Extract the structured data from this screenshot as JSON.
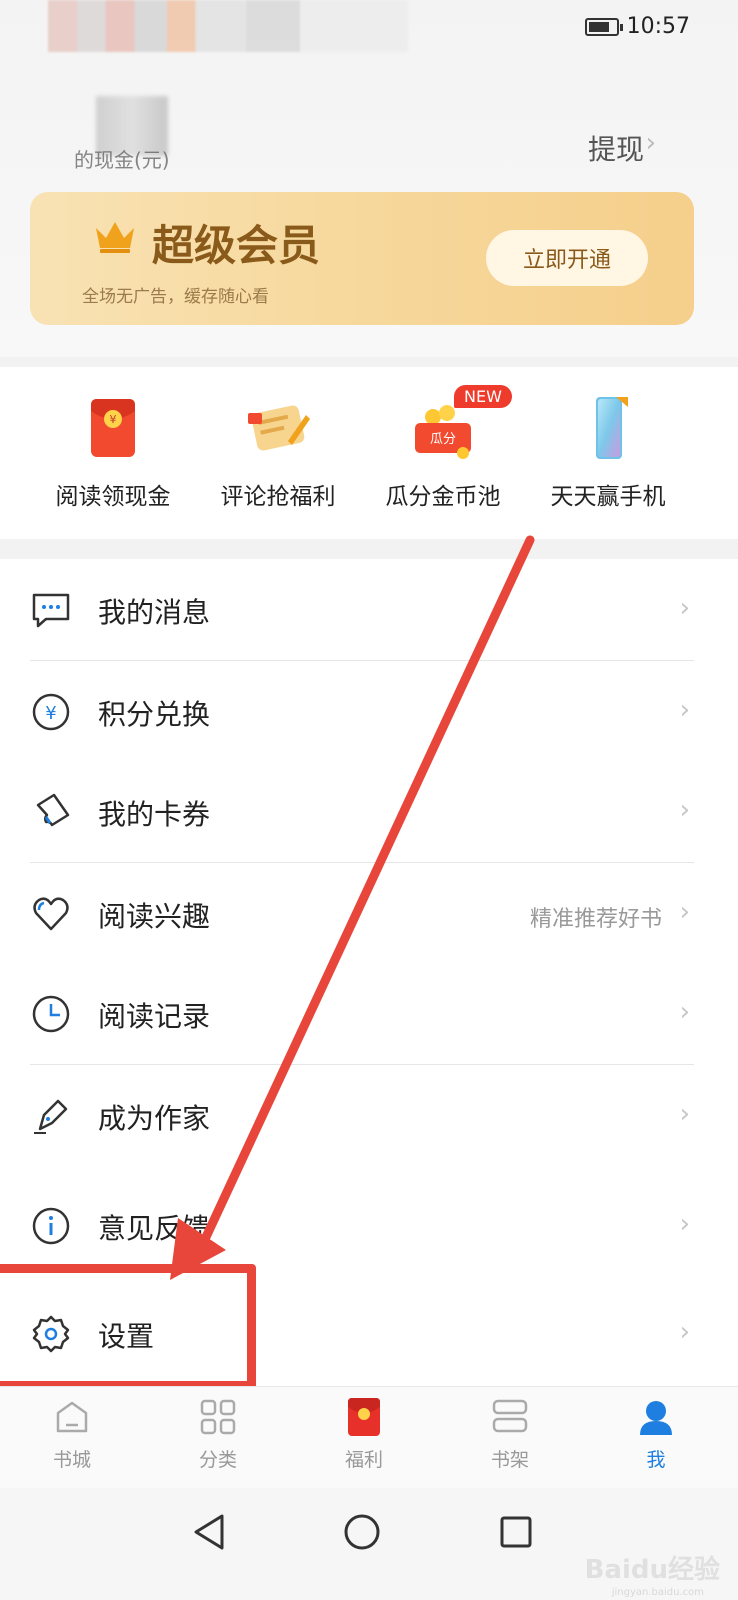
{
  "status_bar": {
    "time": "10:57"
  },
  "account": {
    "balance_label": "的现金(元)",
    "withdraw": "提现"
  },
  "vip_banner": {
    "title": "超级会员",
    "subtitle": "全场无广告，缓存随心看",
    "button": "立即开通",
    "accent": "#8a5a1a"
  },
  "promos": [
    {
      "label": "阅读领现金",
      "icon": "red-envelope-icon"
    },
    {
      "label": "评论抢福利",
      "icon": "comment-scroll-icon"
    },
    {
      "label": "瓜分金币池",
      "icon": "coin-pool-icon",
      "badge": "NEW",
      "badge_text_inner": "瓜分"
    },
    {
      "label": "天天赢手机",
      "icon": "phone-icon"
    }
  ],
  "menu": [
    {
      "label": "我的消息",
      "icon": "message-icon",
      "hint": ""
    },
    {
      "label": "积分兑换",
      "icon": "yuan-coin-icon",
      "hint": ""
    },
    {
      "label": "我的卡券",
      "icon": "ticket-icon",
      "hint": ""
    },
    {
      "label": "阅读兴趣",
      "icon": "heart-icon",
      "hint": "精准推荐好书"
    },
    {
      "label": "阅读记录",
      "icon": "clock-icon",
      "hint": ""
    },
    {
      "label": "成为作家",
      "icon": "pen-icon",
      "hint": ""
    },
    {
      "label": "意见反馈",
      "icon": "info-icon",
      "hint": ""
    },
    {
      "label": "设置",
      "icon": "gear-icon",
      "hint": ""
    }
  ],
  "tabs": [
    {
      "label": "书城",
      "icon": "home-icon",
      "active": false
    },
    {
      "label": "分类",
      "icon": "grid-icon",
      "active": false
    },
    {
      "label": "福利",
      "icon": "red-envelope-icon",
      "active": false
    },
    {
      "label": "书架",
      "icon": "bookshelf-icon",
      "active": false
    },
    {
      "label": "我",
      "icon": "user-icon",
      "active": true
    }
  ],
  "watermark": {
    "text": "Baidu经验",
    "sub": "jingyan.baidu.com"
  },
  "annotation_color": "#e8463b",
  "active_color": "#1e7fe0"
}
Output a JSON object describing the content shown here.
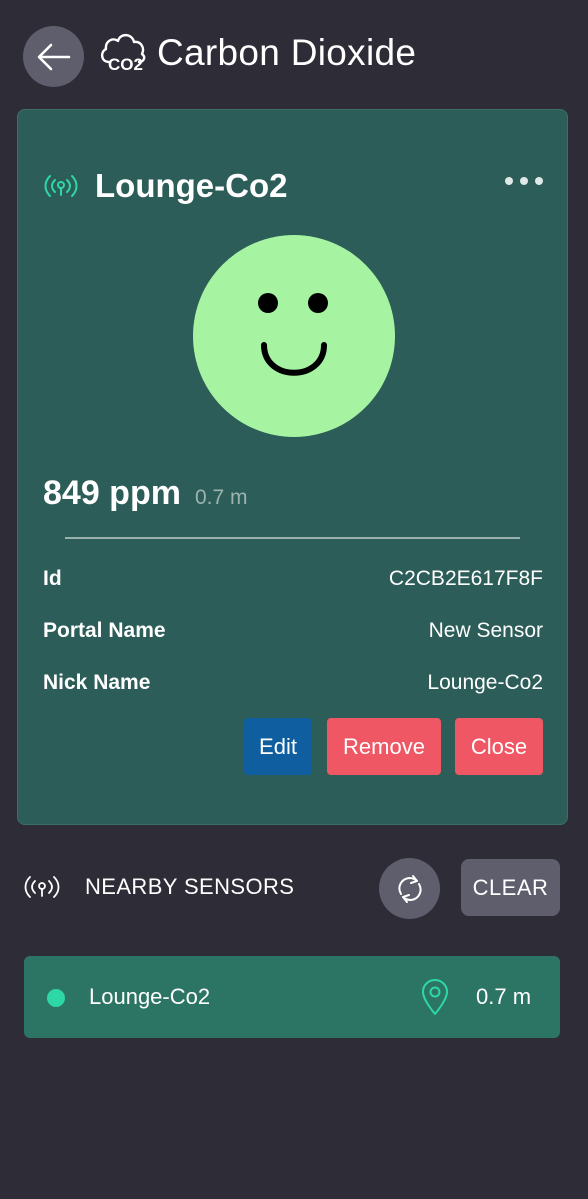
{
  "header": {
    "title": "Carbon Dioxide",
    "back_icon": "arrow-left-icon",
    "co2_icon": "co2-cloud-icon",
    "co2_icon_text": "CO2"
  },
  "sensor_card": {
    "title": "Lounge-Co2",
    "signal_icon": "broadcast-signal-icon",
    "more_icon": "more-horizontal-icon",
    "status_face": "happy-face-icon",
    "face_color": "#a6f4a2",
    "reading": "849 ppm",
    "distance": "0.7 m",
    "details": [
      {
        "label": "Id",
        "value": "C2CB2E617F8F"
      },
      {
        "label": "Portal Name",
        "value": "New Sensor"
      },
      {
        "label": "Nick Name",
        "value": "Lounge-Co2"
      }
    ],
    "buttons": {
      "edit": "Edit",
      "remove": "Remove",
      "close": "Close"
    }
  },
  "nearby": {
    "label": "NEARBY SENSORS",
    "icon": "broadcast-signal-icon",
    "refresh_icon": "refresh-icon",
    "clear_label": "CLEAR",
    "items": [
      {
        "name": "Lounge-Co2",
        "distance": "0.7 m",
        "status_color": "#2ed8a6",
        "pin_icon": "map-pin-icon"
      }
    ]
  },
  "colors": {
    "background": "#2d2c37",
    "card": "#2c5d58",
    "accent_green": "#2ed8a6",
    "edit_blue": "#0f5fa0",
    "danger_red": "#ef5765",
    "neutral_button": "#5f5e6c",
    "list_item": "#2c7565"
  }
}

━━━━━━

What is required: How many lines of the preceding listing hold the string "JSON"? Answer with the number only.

Result of this task: 2